Campaigners bid to stop 400-year-old Hackney pub from being turned into a house

The Albion, pictured in 2008. Photograph: Dr Neil Clifton / Geograph

Campaigners are trying to save a “historic” 400-year-old pub in Victoria Park from being turned into a private home.

The local branch of the Campaign for Real Ale (CAMRA), has formally objected “to the proposed change of use of the Albion”.

A developer submitted a planning application on the 28 March 2024 to change the building’s use from a pub to a single residential house.

Campaigners claim the pub was sold “at a price exceeding its lawful planning use value, precluding interested pub operators from acquiring the historic site”.

CAMRA representative James Watson said: “Developers are exploiting the ‘trojan horse’ attack on pubs, whereby the building is partly converted into flats with a proposal, at least on the face of it, to retain pub use in the ground floor and basement.

He added that “such proposals are problematic in a number of ways”.

The Albion’s historical value, recognised by Hackney Council when it added it to its list of non-designated heritage assets in 1991, is CAMRA’s principal objection.

The pub is believed to be the oldest surviving one in the Victoria Park Conservation Area and can be traced back to the 1600s.

Located at 38 Lauriston Road, the building boasts Victorian and Georgian architecture.

But its doors have been closed to punters since the death of its then landlord and freeholder, Ronald Hague, in 2015.

Prior to his death, Hague had been calling last orders at The Albion for 31 years.

Former punter Adrian Frost said: “I used the Albion in the late 80s and early to mid 90s. I remember it fondly as a friendly, no-frills working-class boozer, which was nevertheless comfortable, well run and safe.

“Pete’s [another punter] late father Ron, of nearby Banbury House, recalled that when a 1,000-pound bomb fell on Church Crescent, demolishing a good few houses, and damaging scores of others [including St John of Jerusalem Church], the Albion escaped unscathed and was used as a distribution point for food for those whose homes had been destroyed or made uninhabitable.”

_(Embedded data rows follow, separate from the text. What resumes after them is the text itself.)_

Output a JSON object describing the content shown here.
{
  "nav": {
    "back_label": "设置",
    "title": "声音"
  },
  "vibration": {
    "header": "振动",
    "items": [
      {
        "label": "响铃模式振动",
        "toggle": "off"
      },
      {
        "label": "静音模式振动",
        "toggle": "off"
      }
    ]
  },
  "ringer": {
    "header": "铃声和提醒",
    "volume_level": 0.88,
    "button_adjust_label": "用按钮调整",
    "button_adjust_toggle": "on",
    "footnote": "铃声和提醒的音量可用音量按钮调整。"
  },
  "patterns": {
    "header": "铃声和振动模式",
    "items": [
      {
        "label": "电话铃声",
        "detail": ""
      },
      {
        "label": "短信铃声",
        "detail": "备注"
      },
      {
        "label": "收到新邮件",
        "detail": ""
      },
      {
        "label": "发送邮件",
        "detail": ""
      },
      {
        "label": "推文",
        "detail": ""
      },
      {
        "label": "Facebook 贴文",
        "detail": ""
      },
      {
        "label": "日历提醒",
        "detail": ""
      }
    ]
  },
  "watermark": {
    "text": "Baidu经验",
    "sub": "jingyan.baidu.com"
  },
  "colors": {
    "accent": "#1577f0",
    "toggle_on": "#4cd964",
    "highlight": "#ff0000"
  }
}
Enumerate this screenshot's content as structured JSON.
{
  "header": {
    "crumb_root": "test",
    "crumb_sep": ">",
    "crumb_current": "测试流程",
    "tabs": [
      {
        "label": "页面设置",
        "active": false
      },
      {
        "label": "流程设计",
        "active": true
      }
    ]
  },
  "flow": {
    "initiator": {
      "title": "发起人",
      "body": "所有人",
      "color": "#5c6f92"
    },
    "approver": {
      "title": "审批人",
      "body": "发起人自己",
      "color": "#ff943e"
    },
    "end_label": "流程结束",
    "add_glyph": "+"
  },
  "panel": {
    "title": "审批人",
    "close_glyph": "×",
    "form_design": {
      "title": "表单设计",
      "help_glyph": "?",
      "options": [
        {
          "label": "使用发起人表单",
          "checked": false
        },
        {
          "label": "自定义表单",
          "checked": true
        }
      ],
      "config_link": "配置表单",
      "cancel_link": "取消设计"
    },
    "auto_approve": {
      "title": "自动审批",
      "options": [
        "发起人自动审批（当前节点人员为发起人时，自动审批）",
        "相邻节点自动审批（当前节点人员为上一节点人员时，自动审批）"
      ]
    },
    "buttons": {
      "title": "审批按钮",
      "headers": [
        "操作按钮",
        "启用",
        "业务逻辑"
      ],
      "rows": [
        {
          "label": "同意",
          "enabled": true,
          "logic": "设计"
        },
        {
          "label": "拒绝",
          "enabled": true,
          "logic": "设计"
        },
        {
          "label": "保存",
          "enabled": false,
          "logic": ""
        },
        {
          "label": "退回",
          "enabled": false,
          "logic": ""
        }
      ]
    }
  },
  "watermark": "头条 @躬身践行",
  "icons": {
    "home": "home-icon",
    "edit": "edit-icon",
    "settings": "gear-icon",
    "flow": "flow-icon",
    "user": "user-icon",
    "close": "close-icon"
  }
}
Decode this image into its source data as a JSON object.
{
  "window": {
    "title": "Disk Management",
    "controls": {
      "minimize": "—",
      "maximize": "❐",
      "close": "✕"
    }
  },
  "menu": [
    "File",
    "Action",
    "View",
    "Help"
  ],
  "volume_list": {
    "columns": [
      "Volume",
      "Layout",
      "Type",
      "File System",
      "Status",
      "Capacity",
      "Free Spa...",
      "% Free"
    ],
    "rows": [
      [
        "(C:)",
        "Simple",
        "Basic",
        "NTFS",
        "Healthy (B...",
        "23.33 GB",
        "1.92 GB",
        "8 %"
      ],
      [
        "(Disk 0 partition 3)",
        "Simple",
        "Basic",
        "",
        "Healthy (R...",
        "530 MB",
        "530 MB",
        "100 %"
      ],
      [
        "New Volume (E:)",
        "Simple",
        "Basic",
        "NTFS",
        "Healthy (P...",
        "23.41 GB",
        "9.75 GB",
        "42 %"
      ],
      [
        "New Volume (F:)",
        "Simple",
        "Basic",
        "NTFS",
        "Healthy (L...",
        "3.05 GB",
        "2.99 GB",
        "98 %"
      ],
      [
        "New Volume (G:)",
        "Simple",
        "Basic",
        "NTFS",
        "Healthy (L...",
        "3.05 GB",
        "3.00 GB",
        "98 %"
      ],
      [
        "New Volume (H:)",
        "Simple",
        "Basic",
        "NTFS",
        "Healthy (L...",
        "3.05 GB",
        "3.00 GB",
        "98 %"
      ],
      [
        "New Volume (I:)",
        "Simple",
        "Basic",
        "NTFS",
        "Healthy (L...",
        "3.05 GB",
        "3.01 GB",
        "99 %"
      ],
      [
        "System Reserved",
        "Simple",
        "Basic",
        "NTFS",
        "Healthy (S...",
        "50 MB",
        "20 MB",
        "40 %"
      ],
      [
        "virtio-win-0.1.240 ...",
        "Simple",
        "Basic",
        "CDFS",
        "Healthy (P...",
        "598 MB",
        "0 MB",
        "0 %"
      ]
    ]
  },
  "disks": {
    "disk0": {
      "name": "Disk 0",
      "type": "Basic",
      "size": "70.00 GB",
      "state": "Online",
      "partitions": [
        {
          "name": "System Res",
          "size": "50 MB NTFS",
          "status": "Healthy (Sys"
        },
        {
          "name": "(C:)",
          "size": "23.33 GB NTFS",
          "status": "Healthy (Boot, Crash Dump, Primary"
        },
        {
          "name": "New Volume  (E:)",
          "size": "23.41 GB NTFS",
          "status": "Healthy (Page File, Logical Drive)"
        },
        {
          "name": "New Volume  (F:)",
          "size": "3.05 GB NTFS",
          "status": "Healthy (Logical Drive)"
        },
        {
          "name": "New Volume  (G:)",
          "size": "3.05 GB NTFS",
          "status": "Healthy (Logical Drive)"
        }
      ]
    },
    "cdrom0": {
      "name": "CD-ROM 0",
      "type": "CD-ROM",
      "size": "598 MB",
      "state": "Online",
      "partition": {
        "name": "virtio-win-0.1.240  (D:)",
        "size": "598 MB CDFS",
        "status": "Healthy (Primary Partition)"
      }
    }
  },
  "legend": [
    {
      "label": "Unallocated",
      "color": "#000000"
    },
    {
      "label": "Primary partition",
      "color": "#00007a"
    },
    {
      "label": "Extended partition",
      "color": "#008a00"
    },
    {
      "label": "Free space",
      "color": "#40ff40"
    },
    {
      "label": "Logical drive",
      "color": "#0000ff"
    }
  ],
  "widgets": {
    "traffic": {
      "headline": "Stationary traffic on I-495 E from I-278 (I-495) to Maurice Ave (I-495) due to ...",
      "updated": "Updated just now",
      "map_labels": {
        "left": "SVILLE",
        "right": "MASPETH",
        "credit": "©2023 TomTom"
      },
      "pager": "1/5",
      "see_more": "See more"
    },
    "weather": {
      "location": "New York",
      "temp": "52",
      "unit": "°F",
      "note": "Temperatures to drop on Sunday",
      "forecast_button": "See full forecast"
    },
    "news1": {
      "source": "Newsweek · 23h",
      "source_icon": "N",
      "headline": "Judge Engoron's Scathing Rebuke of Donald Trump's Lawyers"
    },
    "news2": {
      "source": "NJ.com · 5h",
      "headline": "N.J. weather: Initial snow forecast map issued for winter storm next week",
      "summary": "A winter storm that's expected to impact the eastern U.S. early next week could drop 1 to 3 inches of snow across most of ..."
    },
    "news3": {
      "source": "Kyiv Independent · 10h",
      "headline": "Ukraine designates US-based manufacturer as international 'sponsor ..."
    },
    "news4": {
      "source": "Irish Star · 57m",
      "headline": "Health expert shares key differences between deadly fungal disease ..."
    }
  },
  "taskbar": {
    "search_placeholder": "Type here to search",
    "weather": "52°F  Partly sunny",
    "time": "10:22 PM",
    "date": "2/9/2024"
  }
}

Watson said: “As a Hackney resident of some 15 years and a champion of community cohesion, I had hoped that the days of developers coming after Hackney’s pubs were behind us.

“Alas, the price of residential property puts all the spaces and places that we hold dear under threat.”

Watson was the campaign secretary for the ‘Save The Chesham’ group, who were victorious in blocking developers from turning a Homerton pub into flats back in 2015.

He is now hoping for a repeat of their success with The Albion.

“These are the pubs that really enhance the character and charm of Hackney,” he continued.

“These are the venues that are place-making.”

Victoria Ward councillor Penny Wrout is backing the campaign, telling the Citizen: “It’s always sad when a pub closes, and even sadder when it’s a rather lovely building like the Albion.”

Wrout said the sale of the pub “feels like putting the cart before the horse”.

She would like to see “a good open debate in planning committee about the pros and cons of any change of use”.

Hackney Council was approached for comment but did not respond.